How was Amazon able to drive the margins down of some of its biggest competitors (note: this happened in books with Border’s and Barnes and Noble having experienced Amazon’s rath before the consumer electronics companies)? They did this with massive amounts of investment. If you total Amazon’s investments over the past 5 years (capital expenditures + acquisitions + technology and content) you see that Amazon invested $21.1 billion. Compare this to Best Buy and RadioShack’s combined market cap of $13.5 billion and you can see why Amazon is a feared competitor. Again, it’s important to point out: Amazon was able to drive down Best Buy, RadioShack and Circuit City’s margins, much to the detriment of those companies, one of whom no longer exists and another of which is on the brink. In doing so, Amazon experienced tremendous growth in its own revenues of about 33% compounded over the past 5 years, all resulting from the company investing substantial sums of money and hiring a whole lot of workers. This is how capitalism is supposed to work.

Some might counter that this obviously won’t end well for the economy too, because Amazon makes 0 profit and any multiple of 0 is inherently 0 (ie 0 profit for the S&P multiplied by an average P/E of 15 equals $0). My counter would be a) Amazon could make a whole lot more money than they do, though we can never be sure exactly how much, but they choose to invest in future growth instead; and, b) that’s why I have this next example for you.

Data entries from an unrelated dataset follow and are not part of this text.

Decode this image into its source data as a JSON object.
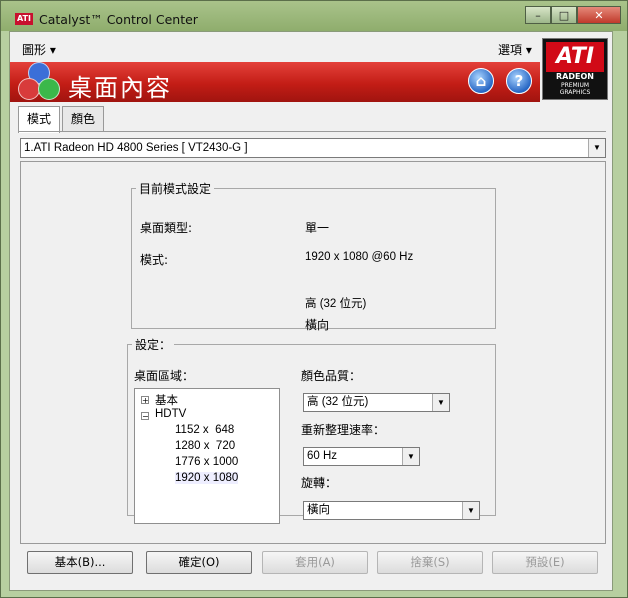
{
  "window": {
    "title": "Catalyst™ Control Center",
    "app_icon_text": "ATI",
    "minimize": "–",
    "maximize": "□",
    "close": "✕"
  },
  "menu": {
    "graphics": "圖形 ▾",
    "options": "選項 ▾"
  },
  "banner": {
    "title": "桌面內容",
    "home_icon": "home-icon",
    "help_icon": "help-icon",
    "help_glyph": "?",
    "home_glyph": "⌂"
  },
  "ati_logo": {
    "brand": "ATI",
    "line1": "RADEON",
    "line2": "PREMIUM",
    "line3": "GRAPHICS"
  },
  "tabs": [
    {
      "label": "模式"
    },
    {
      "label": "顏色"
    }
  ],
  "display_select": {
    "value": "1.ATI Radeon HD 4800 Series    [ VT2430-G ]"
  },
  "current_mode": {
    "legend": "目前模式設定",
    "desktop_type_label": "桌面類型:",
    "desktop_type_value": "單一",
    "mode_label": "模式:",
    "mode_value": "1920 x 1080 @60 Hz",
    "color_value": "高 (32 位元)",
    "rotation_value": "橫向"
  },
  "settings": {
    "legend": "設定：",
    "desktop_area_label": "桌面區域：",
    "tree": [
      {
        "label": "基本",
        "expander": "+"
      },
      {
        "label": "HDTV",
        "expander": "−"
      },
      {
        "label": "1152 x  648"
      },
      {
        "label": "1280 x  720"
      },
      {
        "label": "1776 x 1000"
      },
      {
        "label": "1920 x 1080"
      }
    ],
    "color_quality_label": "顏色品質：",
    "color_quality_value": "高 (32 位元)",
    "refresh_label": "重新整理速率：",
    "refresh_value": "60 Hz",
    "rotation_label": "旋轉：",
    "rotation_value": "橫向"
  },
  "buttons": {
    "basic": "基本(B)...",
    "ok": "確定(O)",
    "apply": "套用(A)",
    "discard": "捨棄(S)",
    "defaults": "預設(E)"
  }
}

Here are Apple and Samsung’s respective operating margins over the past either years:

Apple wowed the world with its innovative iPod, iPhone and iPad. This trifecta launched Apple’s operating margins up from a puny 3.94% in 2003 to a high of 35.3% in 2011. The problem for Apple was that it’s profit margins became too juicy. They were so juicy they were practically begging competitors to steal some of their profits, and in the chart above, we can see clearly how as Apple’s margins fall from peak levels, Samsung’s shoot up. Up to this point, Samsung was only a bit player in the handheld phone business, and did most of their business in more commoditized, low-margin consumer electronics like TVs. With such a huge opportunity to undercut Apple in price and to improve their own margins in doing so, Samsung jumped in with great success. While Apple’s margins took a hit in the past year, their revenues continued to grow, as Samsung’s revenues surged (Apple’s revenues grew 9.2%, while Samsung registered 22% yoy growth). All in all, the size of the smartphone market pie grew tremendously over the past year, though the margins earned by its earliest, most profitable player declined. Meanwhile, both in aggregate and individually, Apple and Samsung were tremendously profitable.

Macro Applications of Micro Lessons

If we compare this to GDP and corporate profit margins, the GDP (ie smartphone market size) increased tremendously, the aggregate profits earned also increased, but the average margin across the market dropped. This is a win/win for the market, for consumers and for the competitors, though is not necessarily ideal for some of the status quo players. Again though, this is how capitalist markets work: things evolve and move forward, with growing greater good in aggregate. And this is how profit margins inevitably will decline.

Using microeconomic examples is a worthy exercise in order to extrapolate what should happen on the macro level. Who knows exactly when/where/how margins will decline, if they do. There is every reason to believe they will at least eventually regress towards the trend of the recent past, which is towards higher profit margins but at a more tepid pace than has been seen of late. Most importantly though, microeconomics teaches us how it is that margins contract when they do. High margins are an important component of the capitalist process. They are one of the most obvious factors which openly invites new market entrants, ultimately encouraging new investment and new hiring.


Disclosure: No position in any company mentioned in this post.